Also, consider meetings. Would your new starter benefit from attending specific meetings?
And finally, what tools have you got in place to encourage collaboration? Can remote employees easily share data and ideas? Is there a project manager (or equivalent) helping encourage collaboration and efficiency?
7) No data protection no cyber-attack awareness
Not unlike office workers, remote workers will have access to a vast array of data to perform their role. Whether it is company credit card details or personal customer information, your organisation need to ensure your remote workers understand data protection (GDPR) and how to prevent company-wide cyber-attacks.
This is particularly important in the current remote working age, where cybercriminals are more likely to attack businesses and remote workers.
Therefore, you should consider the following in your remote hiring process:
- What databases does each remote worker need access to? (E.g., CRMs, ATS, DropBox, Google Drive, etc). Is there a process to grant or deny data access to remote workers?
- What security and data privacy policies do new remote starters need to be aware of?
- Are new remote starters aware of different types of cyber-attacks? Such as phishing, malware, password attacks, SQL injections, etc? And do they now how to identify and prevent such attacks?
- Is there a password manager in place? If so, how reliable is it?
- Are firewalls and anti-virus systems in place on remote equipment such as laptops and tablets? And are they regularly updated?
8) Assuming all candidates want a remote role
Remote working has its benefits. No commute, more time with family, and a better work-life balance. However, despite these benefits, many organisations work on the assumption that everybody wants to work remotely. This is simply not the case.
In fact, out of 100 respondents to a survey we conducted on LinkedIn, 46% prefer hybrid-working, whilst only 31% prefer working remotely.
It is recommended that organisations offer the option of either remote, office-based, or hybrid working. Doing so will increase applications and create a larger pool of talent to assess.
9) The recruitment process is unclear
Adjusting your company’s recruitment process has been a necessity to accommodate remote working.
Since the pandemic started, there have been complaints from candidates that the recruitment process is unclear. This has ranged from a lack of confirmation email to no indication on the status of their application.

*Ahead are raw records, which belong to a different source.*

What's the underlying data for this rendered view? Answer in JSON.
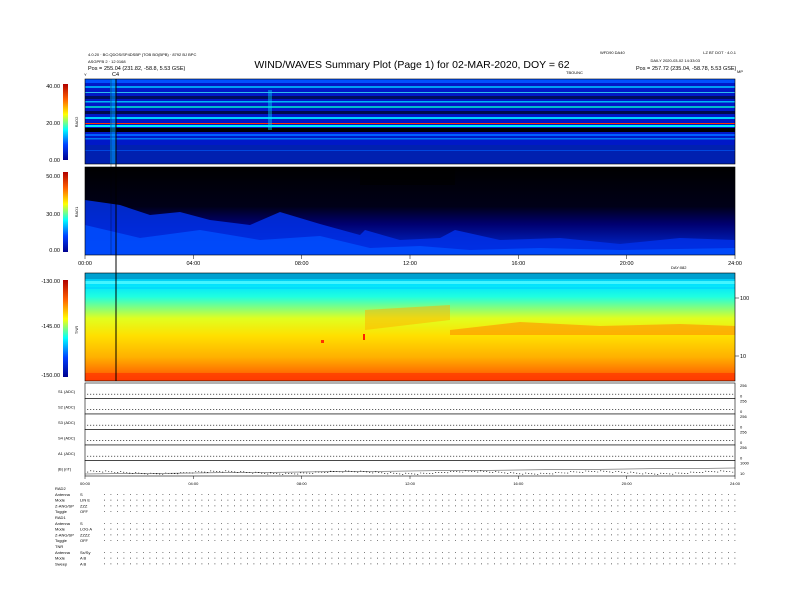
{
  "header": {
    "title": "WIND/WAVES Summary Plot (Page 1) for 02-MAR-2020, DOY = 62",
    "left_line1": "4.0.20 · BC:QDOS/SP4DSBP (TOB BO(BPB) · 8792 BJ BPC",
    "left_line2": "ASGPFB 2 · 12 0168",
    "left_pos_label": "Pos =",
    "left_pos_value": "255.04 (231.82, -58.8, 5.53 GSE)",
    "right_line1": "LZ BT DOT · 4.0.1",
    "right_line2": "DAILY 2020-03-02 14:33:03",
    "right_pos_label": "Pos =",
    "right_pos_value": "257.72 (235.04, -58.78, 5.53 GSE)",
    "center_small": "WFD90 DA40",
    "tb_label": "TBOUNC",
    "corner_y": "Y",
    "corner_mp": "MP",
    "marker_label": "C4"
  },
  "panels": {
    "rad2": {
      "label": "RAD2",
      "ticks": [
        "40.00",
        "20.00",
        "0.00"
      ]
    },
    "rad1": {
      "label": "RAD1",
      "ticks": [
        "50.00",
        "30.00",
        "0.00"
      ]
    },
    "tnr": {
      "label": "TNR",
      "ticks": [
        "-130.00",
        "-145.00",
        "-150.00"
      ],
      "right_ticks": [
        "100",
        "10"
      ],
      "right_title": "(dB)/SIGMA"
    }
  },
  "time_axis_upper": {
    "ticks": [
      "00:00",
      "04:00",
      "08:00",
      "12:00",
      "16:00",
      "20:00",
      "24:00"
    ],
    "note": "DAY:082"
  },
  "time_axis_lower": {
    "ticks": [
      "00:00",
      "04:00",
      "08:00",
      "12:00",
      "16:00",
      "20:00",
      "24:00"
    ]
  },
  "line_panels": [
    {
      "label": "S1 (ADC)",
      "right_ticks": [
        "256",
        "0"
      ]
    },
    {
      "label": "S2 (ADC)",
      "right_ticks": [
        "256",
        "0"
      ]
    },
    {
      "label": "S3 (ADC)",
      "right_ticks": [
        "256",
        "0"
      ]
    },
    {
      "label": "S4 (ADC)",
      "right_ticks": [
        "256",
        "0"
      ]
    },
    {
      "label": "A1 (ADC)",
      "right_ticks": [
        "256",
        "0"
      ]
    },
    {
      "label": "|B| (nT)",
      "right_ticks": [
        "1000",
        "10"
      ]
    }
  ],
  "footer": {
    "rad2": {
      "title": "RAD2",
      "rows": [
        [
          "Antenna",
          "S"
        ],
        [
          "Mode",
          "LIN E"
        ],
        [
          "Z-ANG/SP",
          "ZZZ"
        ],
        [
          "Toggle",
          "OFF"
        ]
      ]
    },
    "rad1": {
      "title": "RAD1",
      "rows": [
        [
          "Antenna",
          "S"
        ],
        [
          "Mode",
          "LOG A"
        ],
        [
          "Z-ANG/SP",
          "ZZZZ"
        ],
        [
          "Toggle",
          "OFF"
        ]
      ]
    },
    "tnr": {
      "title": "TNR",
      "rows": [
        [
          "Antenna",
          "Sx/Sy"
        ],
        [
          "Mode",
          "A B"
        ],
        [
          "Sweep",
          "A B"
        ]
      ]
    }
  },
  "chart_data": {
    "type": "heatmap",
    "title": "WIND/WAVES Summary Plot (Page 1) for 02-MAR-2020, DOY = 62",
    "x_range": [
      "00:00",
      "24:00"
    ],
    "panels": [
      {
        "name": "RAD2",
        "ylim": [
          0,
          40
        ],
        "colorscale": "jet",
        "dominant": "blue background with persistent horizontal cyan/red narrowband lines"
      },
      {
        "name": "RAD1",
        "ylim": [
          0,
          50
        ],
        "colorscale": "jet",
        "dominant": "blue with black low-intensity band above ~30 kHz"
      },
      {
        "name": "TNR",
        "ylim": [
          -150,
          -130
        ],
        "colorscale": "jet",
        "dominant": "red/orange at low frequency grading to cyan/blue at top; intensity boundary at ~45% height rising after 10:00"
      }
    ],
    "colors": {
      "black": "#000000",
      "blue": "#0000b0",
      "cyan": "#00c8ff",
      "yellow": "#ffff00",
      "red": "#ff2000"
    }
  }
}
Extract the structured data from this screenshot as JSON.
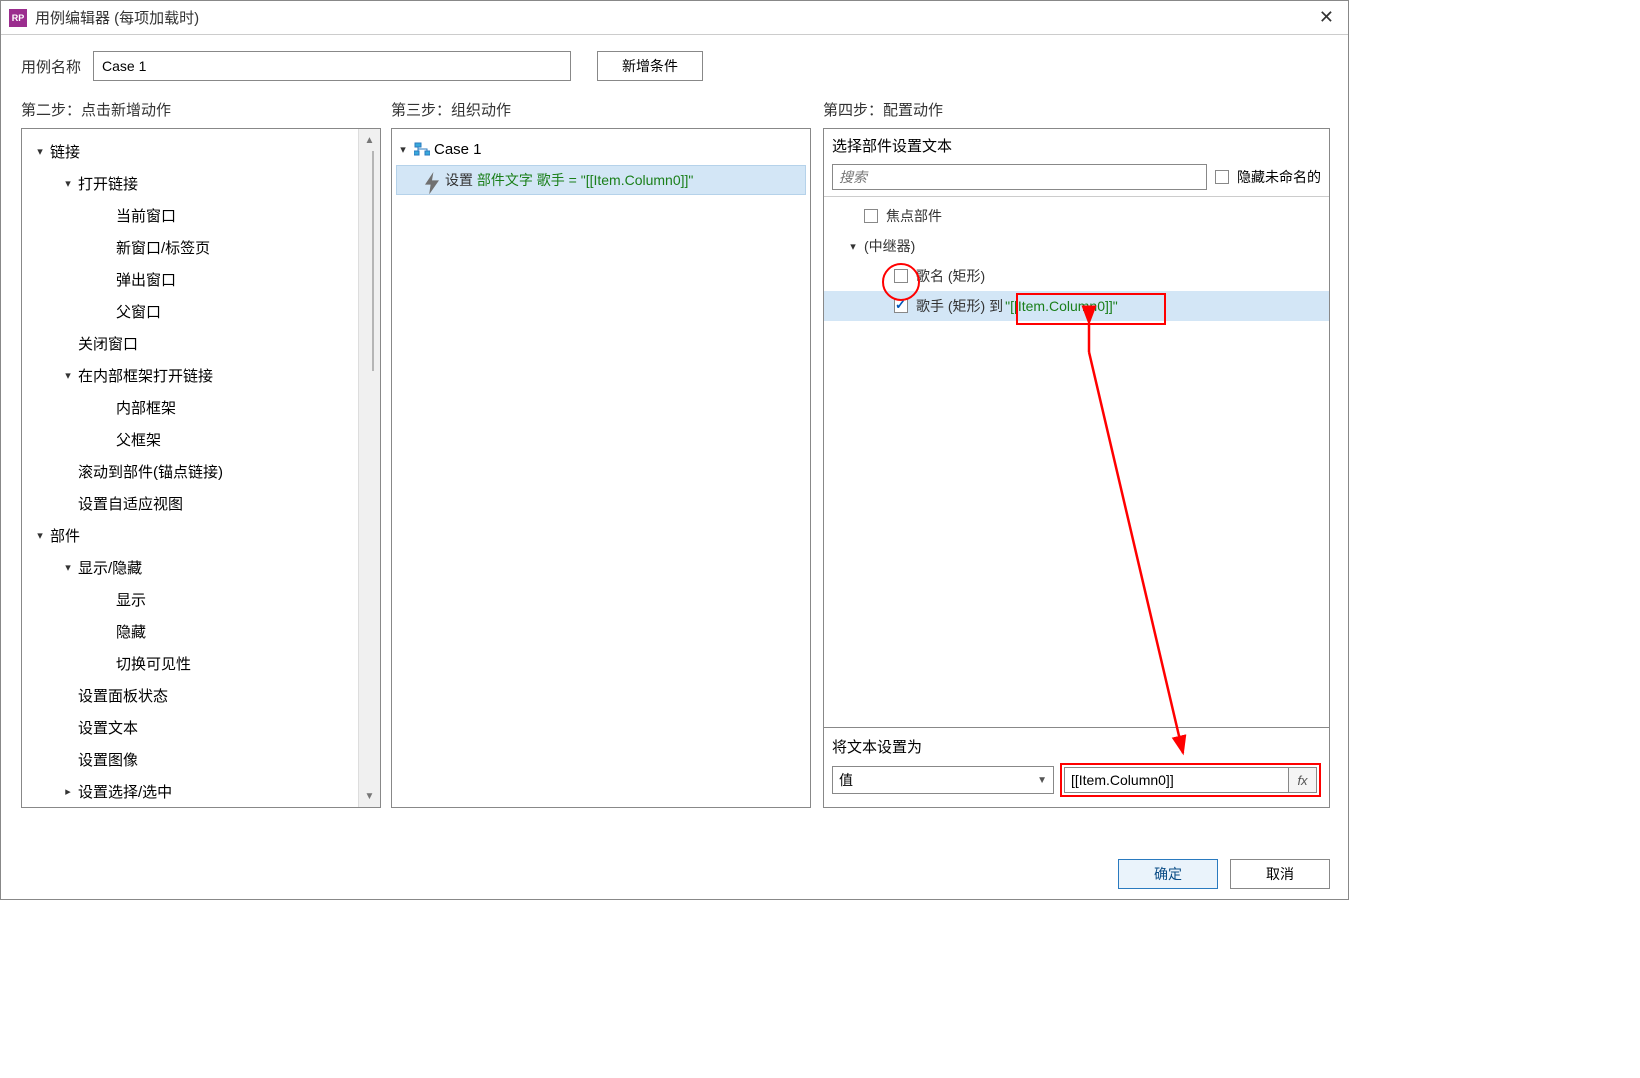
{
  "window": {
    "title": "用例编辑器 (每项加载时)"
  },
  "case": {
    "label": "用例名称",
    "name": "Case 1",
    "add_condition": "新增条件"
  },
  "steps": {
    "s2": "第二步：点击新增动作",
    "s3": "第三步：组织动作",
    "s4": "第四步：配置动作"
  },
  "actions_tree": [
    {
      "label": "链接",
      "depth": 1,
      "caret": "open"
    },
    {
      "label": "打开链接",
      "depth": 2,
      "caret": "open"
    },
    {
      "label": "当前窗口",
      "depth": 3,
      "caret": "leaf"
    },
    {
      "label": "新窗口/标签页",
      "depth": 3,
      "caret": "leaf"
    },
    {
      "label": "弹出窗口",
      "depth": 3,
      "caret": "leaf"
    },
    {
      "label": "父窗口",
      "depth": 3,
      "caret": "leaf"
    },
    {
      "label": "关闭窗口",
      "depth": 2,
      "caret": "leaf"
    },
    {
      "label": "在内部框架打开链接",
      "depth": 2,
      "caret": "open"
    },
    {
      "label": "内部框架",
      "depth": 3,
      "caret": "leaf"
    },
    {
      "label": "父框架",
      "depth": 3,
      "caret": "leaf"
    },
    {
      "label": "滚动到部件(锚点链接)",
      "depth": 2,
      "caret": "leaf"
    },
    {
      "label": "设置自适应视图",
      "depth": 2,
      "caret": "leaf"
    },
    {
      "label": "部件",
      "depth": 1,
      "caret": "open"
    },
    {
      "label": "显示/隐藏",
      "depth": 2,
      "caret": "open"
    },
    {
      "label": "显示",
      "depth": 3,
      "caret": "leaf"
    },
    {
      "label": "隐藏",
      "depth": 3,
      "caret": "leaf"
    },
    {
      "label": "切换可见性",
      "depth": 3,
      "caret": "leaf"
    },
    {
      "label": "设置面板状态",
      "depth": 2,
      "caret": "leaf"
    },
    {
      "label": "设置文本",
      "depth": 2,
      "caret": "leaf"
    },
    {
      "label": "设置图像",
      "depth": 2,
      "caret": "leaf"
    },
    {
      "label": "设置选择/选中",
      "depth": 2,
      "caret": "closed"
    }
  ],
  "case_actions": {
    "case_name": "Case 1",
    "action": {
      "verb": "设置",
      "rest": "部件文字 歌手 = \"[[Item.Column0]]\""
    }
  },
  "step4": {
    "select_widget_title": "选择部件设置文本",
    "search_placeholder": "搜索",
    "hide_unnamed": "隐藏未命名的",
    "widgets": {
      "focus": "焦点部件",
      "repeater": "(中继器)",
      "song": "歌名 (矩形)",
      "singer_prefix": "歌手 (矩形) 到",
      "singer_var": "\"[[Item.Column0]]\""
    },
    "set_text_title": "将文本设置为",
    "value_option": "值",
    "value_expr": "[[Item.Column0]]",
    "fx": "fx"
  },
  "buttons": {
    "ok": "确定",
    "cancel": "取消"
  }
}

It is imperative your organisation communicates the recruitment process to candidates clearly. Otherwise, you may deter top talent from continuing their application (or even applying in the first place). In addition, a lack of communication in the first instance may discourage top applicants from applying again in the future.
To ensure the process is clear to candidates (remote or otherwise) be sure to include the following:
- A thank you email for applying
- Outline the next steps to the candidate
- Optional: create a landing page on your website regarding the next steps of the recruitment process
- Provide turnaround times for reviewing applications and interviews. If a delay is likely to occur, let the candidate know.
10) Avoiding remote hiring technology
This is the biggest issue for most organisations. Companies who succeed with their remote hiring process have a simple, yet robust technology stack in place.
There should be at least two systems in place to ensure effective remote hiring. These are an applicant tracking system (ATS) and screening/onboarding software.
When it comes to assessing your company’s own remote hiring technology stack, ask yourselves:
- What system do we have to accept and analyse CVs and cover letters?
- For new remote starters, what system are we using to onboard them?
- When screening new starters, what background checks do we need to conduct for each employee? Is the referencing and background check process efficient? (e.g., automated, compliant, robust)